What hope has Kipling of receiving a just assessment of his work when his own long shadow can so deceive the critics? It is probably fortunate that so many of us encounter Kipling first in childhood – most likely through The Jungle Book or The Just-So Stories – otherwise one wonders if he would be read at all. And that would certainly be a loss.
Kipling makes us feel – and compels us to think. This is not because the views his characters express are different from ours – or not merely so – but because we feel the force of their humanity so intensely we can’t help but think. He is an authority on the diversity of peoples, and where – as in his Indian stories – cultures collide, the idea that Kipling colludes as an artist in the oppression of one is untenable.
I was going to write that I can forgive Kipling anything, but that is not quite right. We do not need to forgive artists their private – or indeed public – errors. We may judge them, of course, but that is another matter. As for the work, it speaks or does not speak for itself. And Kipling’s work hums and frets and flames with impossible life. If we can accept Christopher Marlowe’s greatness while allowing the viciousness of The Jew of Malta, then why not Kipling’s?
In the preface to Life’s Handicap, another early collection, Kipling writes of a holy man who told him tales “not one in twenty [of which] could be printed in an English book, because the English do not think as natives do. They brood over matters that a native would dismiss till a fitting occasion; and what they would not think twice about a native will brood over till a fitting occasion: then native and English stare at each other hopelessly across great gulfs of miscomprehension… All the earth is full of tales to him who listens and does not drive away the poor from his door.

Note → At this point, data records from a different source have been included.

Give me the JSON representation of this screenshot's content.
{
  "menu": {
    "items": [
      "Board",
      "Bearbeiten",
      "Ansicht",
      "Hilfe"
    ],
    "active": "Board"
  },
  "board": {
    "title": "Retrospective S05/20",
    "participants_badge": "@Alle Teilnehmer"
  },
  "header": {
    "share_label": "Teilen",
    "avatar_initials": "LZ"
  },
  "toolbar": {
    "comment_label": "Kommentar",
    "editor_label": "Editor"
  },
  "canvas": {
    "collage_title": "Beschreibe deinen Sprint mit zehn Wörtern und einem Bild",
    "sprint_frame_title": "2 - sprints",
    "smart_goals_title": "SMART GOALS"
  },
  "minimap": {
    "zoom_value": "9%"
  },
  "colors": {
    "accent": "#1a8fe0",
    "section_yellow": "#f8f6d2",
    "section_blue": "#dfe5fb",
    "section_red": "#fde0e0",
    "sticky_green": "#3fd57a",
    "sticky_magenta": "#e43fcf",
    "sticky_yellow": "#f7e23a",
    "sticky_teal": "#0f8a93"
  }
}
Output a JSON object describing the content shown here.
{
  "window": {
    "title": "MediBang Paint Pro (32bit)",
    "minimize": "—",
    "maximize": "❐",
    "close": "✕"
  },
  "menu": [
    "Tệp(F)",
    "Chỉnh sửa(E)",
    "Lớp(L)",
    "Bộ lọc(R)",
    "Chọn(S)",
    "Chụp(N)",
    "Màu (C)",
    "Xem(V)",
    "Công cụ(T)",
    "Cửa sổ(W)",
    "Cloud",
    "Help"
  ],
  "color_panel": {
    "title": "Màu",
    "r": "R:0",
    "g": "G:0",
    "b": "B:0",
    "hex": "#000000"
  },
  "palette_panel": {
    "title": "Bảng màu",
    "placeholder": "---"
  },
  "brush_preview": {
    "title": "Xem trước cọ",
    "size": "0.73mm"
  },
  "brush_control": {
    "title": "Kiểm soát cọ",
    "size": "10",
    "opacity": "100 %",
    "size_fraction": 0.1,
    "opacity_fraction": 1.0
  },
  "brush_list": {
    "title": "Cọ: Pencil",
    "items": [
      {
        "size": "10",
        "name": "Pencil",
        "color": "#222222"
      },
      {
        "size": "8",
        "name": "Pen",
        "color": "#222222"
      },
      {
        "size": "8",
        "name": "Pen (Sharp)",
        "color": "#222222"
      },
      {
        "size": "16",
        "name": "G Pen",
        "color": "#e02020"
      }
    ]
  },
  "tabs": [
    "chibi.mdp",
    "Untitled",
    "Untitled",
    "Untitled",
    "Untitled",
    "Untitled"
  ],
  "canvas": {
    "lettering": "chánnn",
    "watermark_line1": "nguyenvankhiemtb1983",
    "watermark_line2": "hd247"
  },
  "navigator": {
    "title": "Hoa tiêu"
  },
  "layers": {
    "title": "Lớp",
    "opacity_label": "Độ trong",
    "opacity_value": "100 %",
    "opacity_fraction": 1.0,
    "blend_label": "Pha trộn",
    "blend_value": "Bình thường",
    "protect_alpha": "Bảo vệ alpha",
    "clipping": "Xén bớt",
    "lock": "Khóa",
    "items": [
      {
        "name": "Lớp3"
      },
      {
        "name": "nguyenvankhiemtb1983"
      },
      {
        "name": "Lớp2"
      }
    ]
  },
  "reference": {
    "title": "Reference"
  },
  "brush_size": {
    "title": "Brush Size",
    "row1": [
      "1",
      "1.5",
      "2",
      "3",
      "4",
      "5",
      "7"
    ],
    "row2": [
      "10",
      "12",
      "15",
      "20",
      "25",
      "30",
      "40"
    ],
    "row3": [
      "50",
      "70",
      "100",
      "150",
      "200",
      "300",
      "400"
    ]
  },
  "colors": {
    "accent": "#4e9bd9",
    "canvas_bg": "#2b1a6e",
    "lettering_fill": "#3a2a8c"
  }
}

The poor are the best of tale-tellers; for they must lay their ear to the ground every night.”
It is a fair prospectus of Kipling’s art: comprehending the mute, forgotten peoples of the world; listening for the distant halting rhythm of another story, for the approach of the Daemon: waiting patiently, as Lalun’s vizier must wait on the city wall, and as Bagheera waits, too, dark and still and deadly amid the shadows and shapes of things that are and are not there, ready to make his kill that death might buy another life.